This all makes it sound deep and dark, but the overall theme is mostly light with Office-Space humor. The topic of refugees does come up, followed by some smooth thinking from Silas. If you’ve never worked, the interactions between co-workers will be difficult to understand, but for everyone else, even those who haven’t worked in cubicles, the interactions, personalities, and overall experiences will be familiar reading and might help you feel better about your situation.
Silas displays different types of relationships throughout the story, he has those that are motivating, senseless, semi-romantic, and friendly. Silas is both a complicated and simple character who begins as someone who is noble and just with his actions but transitions into someone else with self-seeking tendencies who forgets about bystanders in his quest for self-fulfillment. He receives help along the way, but who can blame him and hasn’t found themselves in a similar situation?
Pahler writes with humor and wit and helps the reader identify with his characters through their backstories and relatability.

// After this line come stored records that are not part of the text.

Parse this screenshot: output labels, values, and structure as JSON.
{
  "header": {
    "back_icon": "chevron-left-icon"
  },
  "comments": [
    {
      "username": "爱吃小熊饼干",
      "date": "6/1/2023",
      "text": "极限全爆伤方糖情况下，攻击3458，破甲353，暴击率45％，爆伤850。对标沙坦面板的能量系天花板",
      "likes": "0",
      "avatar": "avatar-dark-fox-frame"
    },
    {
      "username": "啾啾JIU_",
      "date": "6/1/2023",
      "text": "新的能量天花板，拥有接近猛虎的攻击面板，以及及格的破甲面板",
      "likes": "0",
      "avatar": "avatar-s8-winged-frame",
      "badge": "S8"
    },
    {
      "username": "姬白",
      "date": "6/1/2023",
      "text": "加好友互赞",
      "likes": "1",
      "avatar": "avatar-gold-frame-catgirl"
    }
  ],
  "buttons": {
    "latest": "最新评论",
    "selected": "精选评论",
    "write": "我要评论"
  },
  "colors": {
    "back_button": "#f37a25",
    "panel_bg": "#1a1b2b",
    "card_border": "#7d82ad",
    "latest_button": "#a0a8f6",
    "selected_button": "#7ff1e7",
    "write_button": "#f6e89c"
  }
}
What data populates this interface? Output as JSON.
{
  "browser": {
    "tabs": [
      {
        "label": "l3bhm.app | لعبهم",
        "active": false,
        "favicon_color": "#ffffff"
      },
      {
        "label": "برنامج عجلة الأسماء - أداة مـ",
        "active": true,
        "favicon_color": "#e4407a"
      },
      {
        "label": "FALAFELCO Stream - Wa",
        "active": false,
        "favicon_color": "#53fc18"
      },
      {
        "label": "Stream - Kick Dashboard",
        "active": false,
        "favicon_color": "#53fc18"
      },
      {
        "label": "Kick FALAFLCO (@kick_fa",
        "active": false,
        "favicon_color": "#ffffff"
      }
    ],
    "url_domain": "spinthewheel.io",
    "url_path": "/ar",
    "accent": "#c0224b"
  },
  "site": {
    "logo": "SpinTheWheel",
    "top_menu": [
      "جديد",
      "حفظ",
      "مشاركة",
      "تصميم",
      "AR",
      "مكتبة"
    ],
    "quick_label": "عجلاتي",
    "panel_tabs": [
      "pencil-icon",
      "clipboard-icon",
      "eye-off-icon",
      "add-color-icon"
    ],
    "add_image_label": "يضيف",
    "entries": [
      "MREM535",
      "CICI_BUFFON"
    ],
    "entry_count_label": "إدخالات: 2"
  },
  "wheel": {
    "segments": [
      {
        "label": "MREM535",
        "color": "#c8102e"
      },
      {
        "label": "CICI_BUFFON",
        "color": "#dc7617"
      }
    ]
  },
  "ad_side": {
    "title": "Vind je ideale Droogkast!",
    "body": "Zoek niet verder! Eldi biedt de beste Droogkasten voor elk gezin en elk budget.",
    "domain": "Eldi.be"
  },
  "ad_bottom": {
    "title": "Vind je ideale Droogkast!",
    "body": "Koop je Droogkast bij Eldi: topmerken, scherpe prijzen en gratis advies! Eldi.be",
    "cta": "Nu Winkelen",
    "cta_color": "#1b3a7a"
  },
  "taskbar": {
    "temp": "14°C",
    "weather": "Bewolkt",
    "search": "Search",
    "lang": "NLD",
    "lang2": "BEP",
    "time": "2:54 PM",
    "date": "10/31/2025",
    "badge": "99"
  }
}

Silas is relatable to any working-class American who has a boss or supervisor who doesn’t care about anything besides making more money. Other characters have sick kids, health issues, and issues of grief. The dynamics among the characters are pleasing to read about and make the reader feel good that someone is trying to stick up to the “big guys.” I enjoyed the book’s smaller size compared to other books that are similar in size; I felt that the smaller size made it easier to get more engrossed in the story because of how quickly the pages turn.
Overall, Cubicles Anonymous is a pleasant read to help your mind escape from the stress around you and the possible mundaneness of your current life companions.
|Page Count||217 pages|
|Bookshop.org||Buy this Book|